Our desire to understand what we are doing, at the moment we are doing it, is usually satisfied, since our predictions about how we will act are themselves intentions to act, and hence our beliefs about what we will do are “self-fulfilling expectations”.
Thus we are what we wish ourselves to be. We want to be that hero depicted in some book and we base our expectations of our self on the prediction that this is to be our fate.

All this is to say that we are not what we seem. We live our lives pretending to be someone. Pretending to be part of one's chosen group, but that choosing itself was a result of some contingency. In the end we are fluid. The Tao Te Ching, in its first chapter:
The Way - cannot be told.
The Name - cannot be named.
The nameless is the Way of Heaven and Earth.
The named is Matrix of the Myriad Creatures.
Eliminate desire to find the Way.
Embrace desire to know the Creature.
The two are identical,
But differ in name as they arise.
Identical they are called mysterious,
Mystery on mystery,
The gate of many secrets. [A.S. Kline tranlator]

Could not this be speaking of the Self? Matrix of the Myriad Creatures?

But, so what? This question: When can I say I have achieved Myself? When can I say "I believe this!" or "I am born again!" We are acting, pretending, that we are making rational decisions that create our own being, and that this being is unchanging somehow (though we all recognize the mutable nature of being).

Am I born again? Do I believe in Jesus, the Christ? Am I the person who chose to wear a blue shirt this morning? But differ in name as they arise. Identical they are called mysterious. 

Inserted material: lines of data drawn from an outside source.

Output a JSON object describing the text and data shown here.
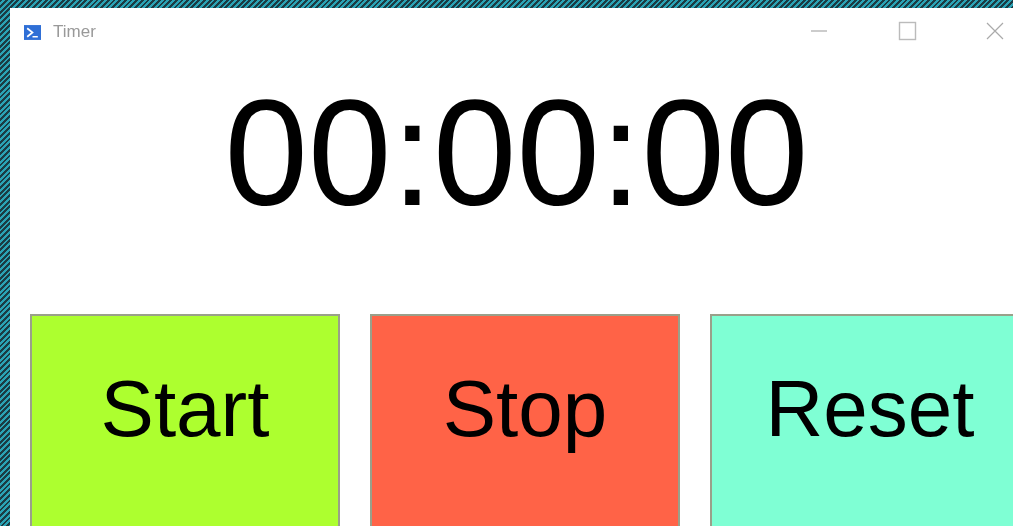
{
  "window": {
    "title": "Timer"
  },
  "display": {
    "time": "00:00:00"
  },
  "buttons": [
    {
      "label": "Start",
      "color": "#adff2f"
    },
    {
      "label": "Stop",
      "color": "#ff6347"
    },
    {
      "label": "Reset",
      "color": "#7fffd4"
    }
  ]
}
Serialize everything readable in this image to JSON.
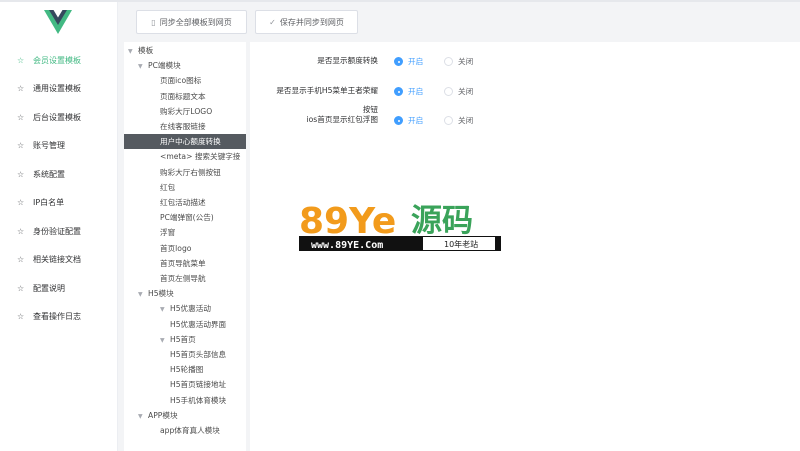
{
  "sidebar": {
    "logo_icon": "vue-logo-icon",
    "items": [
      {
        "label": "会员设置模板",
        "active": true
      },
      {
        "label": "通用设置模板"
      },
      {
        "label": "后台设置模板"
      },
      {
        "label": "账号管理"
      },
      {
        "label": "系统配置"
      },
      {
        "label": "IP白名单"
      },
      {
        "label": "身份验证配置"
      },
      {
        "label": "相关链接文档"
      },
      {
        "label": "配置说明"
      },
      {
        "label": "查看操作日志"
      }
    ]
  },
  "toolbar": {
    "sync_all_label": "同步全部模板到网页",
    "save_sync_label": "保存并同步到网页"
  },
  "tree": [
    {
      "label": "模板",
      "level": 0,
      "caret": true
    },
    {
      "label": "PC端模块",
      "level": 1,
      "caret": true
    },
    {
      "label": "页面ico图标",
      "level": 2
    },
    {
      "label": "页面标题文本",
      "level": 2
    },
    {
      "label": "购彩大厅LOGO",
      "level": 2
    },
    {
      "label": "在线客服链接",
      "level": 2
    },
    {
      "label": "用户中心额度转换",
      "level": 2,
      "selected": true
    },
    {
      "label": "<meta> 搜索关键字接",
      "level": 2
    },
    {
      "label": "购彩大厅右侧按钮",
      "level": 2
    },
    {
      "label": "红包",
      "level": 2
    },
    {
      "label": "红包活动描述",
      "level": 2
    },
    {
      "label": "PC端弹窗(公告)",
      "level": 2
    },
    {
      "label": "浮窗",
      "level": 2
    },
    {
      "label": "首页logo",
      "level": 2
    },
    {
      "label": "首页导航菜单",
      "level": 2
    },
    {
      "label": "首页左侧导航",
      "level": 2
    },
    {
      "label": "H5模块",
      "level": 1,
      "caret": true
    },
    {
      "label": "H5优惠活动",
      "level": 2,
      "caret": true
    },
    {
      "label": "H5优惠活动界面",
      "level": 3
    },
    {
      "label": "H5首页",
      "level": 2,
      "caret": true
    },
    {
      "label": "H5首页头部信息",
      "level": 3
    },
    {
      "label": "H5轮播图",
      "level": 3
    },
    {
      "label": "H5首页链接地址",
      "level": 3
    },
    {
      "label": "H5手机体育模块",
      "level": 3
    },
    {
      "label": "APP模块",
      "level": 1,
      "caret": true
    },
    {
      "label": "app体育真人模块",
      "level": 2
    }
  ],
  "settings": [
    {
      "label_lines": [
        "是否显示额度转换"
      ],
      "on_label": "开启",
      "off_label": "关闭",
      "value": "on"
    },
    {
      "label_lines": [
        "是否显示手机H5菜单王者荣耀"
      ],
      "on_label": "开启",
      "off_label": "关闭",
      "value": "on"
    },
    {
      "label_lines": [
        "按钮",
        "ios首页显示红包浮图"
      ],
      "on_label": "开启",
      "off_label": "关闭",
      "value": "on"
    }
  ],
  "watermark": {
    "brand": "89Ye源码",
    "url": "www.89YE.Com",
    "slogan": "10年老站"
  },
  "colors": {
    "accent_green": "#42b983",
    "radio_blue": "#409eff",
    "selected_bg": "#555a60"
  }
}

We ask questions of people, spiritual questions, that no one can answer honestly. So we should stop asking these questions. Or, asking them, expect no answer, and if an answer does come, expect it to float away. What is there but to look into the eyes of another, and try to see oneself? Isn't that what Jesus meant when he tasked us to love one another? Another non-self, mysterious, a gate of many secrets.